▸ **DATA IN THIS EXERCISE**
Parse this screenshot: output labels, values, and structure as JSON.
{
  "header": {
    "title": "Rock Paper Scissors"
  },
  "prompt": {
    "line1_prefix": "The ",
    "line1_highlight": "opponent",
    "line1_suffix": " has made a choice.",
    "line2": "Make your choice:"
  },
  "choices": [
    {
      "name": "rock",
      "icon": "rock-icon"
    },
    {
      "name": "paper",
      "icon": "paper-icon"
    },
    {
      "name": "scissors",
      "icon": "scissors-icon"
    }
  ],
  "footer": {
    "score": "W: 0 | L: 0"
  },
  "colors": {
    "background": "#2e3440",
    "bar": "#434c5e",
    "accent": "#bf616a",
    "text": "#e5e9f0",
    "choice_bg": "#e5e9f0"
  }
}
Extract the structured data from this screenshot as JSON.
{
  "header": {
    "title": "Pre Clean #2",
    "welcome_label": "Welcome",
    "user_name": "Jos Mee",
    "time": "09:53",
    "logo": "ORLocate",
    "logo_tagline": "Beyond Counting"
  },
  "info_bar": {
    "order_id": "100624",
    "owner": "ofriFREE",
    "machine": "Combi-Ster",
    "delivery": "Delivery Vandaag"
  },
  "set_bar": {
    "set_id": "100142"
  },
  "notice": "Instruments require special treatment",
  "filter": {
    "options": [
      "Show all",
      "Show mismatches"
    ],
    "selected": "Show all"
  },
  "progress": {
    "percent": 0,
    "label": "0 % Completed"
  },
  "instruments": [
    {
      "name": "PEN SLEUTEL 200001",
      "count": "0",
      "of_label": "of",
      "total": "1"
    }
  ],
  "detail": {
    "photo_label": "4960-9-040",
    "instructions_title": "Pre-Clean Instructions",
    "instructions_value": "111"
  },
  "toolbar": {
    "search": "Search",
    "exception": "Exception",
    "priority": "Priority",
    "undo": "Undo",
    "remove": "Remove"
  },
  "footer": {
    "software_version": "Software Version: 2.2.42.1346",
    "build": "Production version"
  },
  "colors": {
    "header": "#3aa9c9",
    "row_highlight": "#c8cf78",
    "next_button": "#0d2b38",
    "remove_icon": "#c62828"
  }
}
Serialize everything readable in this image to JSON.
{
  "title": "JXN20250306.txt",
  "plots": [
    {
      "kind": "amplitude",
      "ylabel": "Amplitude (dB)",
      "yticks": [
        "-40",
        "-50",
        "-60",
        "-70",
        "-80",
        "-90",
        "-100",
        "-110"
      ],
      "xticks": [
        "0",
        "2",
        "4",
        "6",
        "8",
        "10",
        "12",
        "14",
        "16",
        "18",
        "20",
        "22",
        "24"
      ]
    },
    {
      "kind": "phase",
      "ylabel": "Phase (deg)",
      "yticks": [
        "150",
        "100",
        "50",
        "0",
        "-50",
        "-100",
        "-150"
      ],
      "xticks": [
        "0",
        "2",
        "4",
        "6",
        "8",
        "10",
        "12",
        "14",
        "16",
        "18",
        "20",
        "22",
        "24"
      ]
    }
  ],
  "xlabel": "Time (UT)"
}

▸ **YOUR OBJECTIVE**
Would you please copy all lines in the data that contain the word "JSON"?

▸ **SOLUTION TO THIS TASK**
Parse this screenshot: output labels, values, and structure as JSON.
Extract the structured data from this screenshot as JSON.
Serialize everything readable in this image to JSON.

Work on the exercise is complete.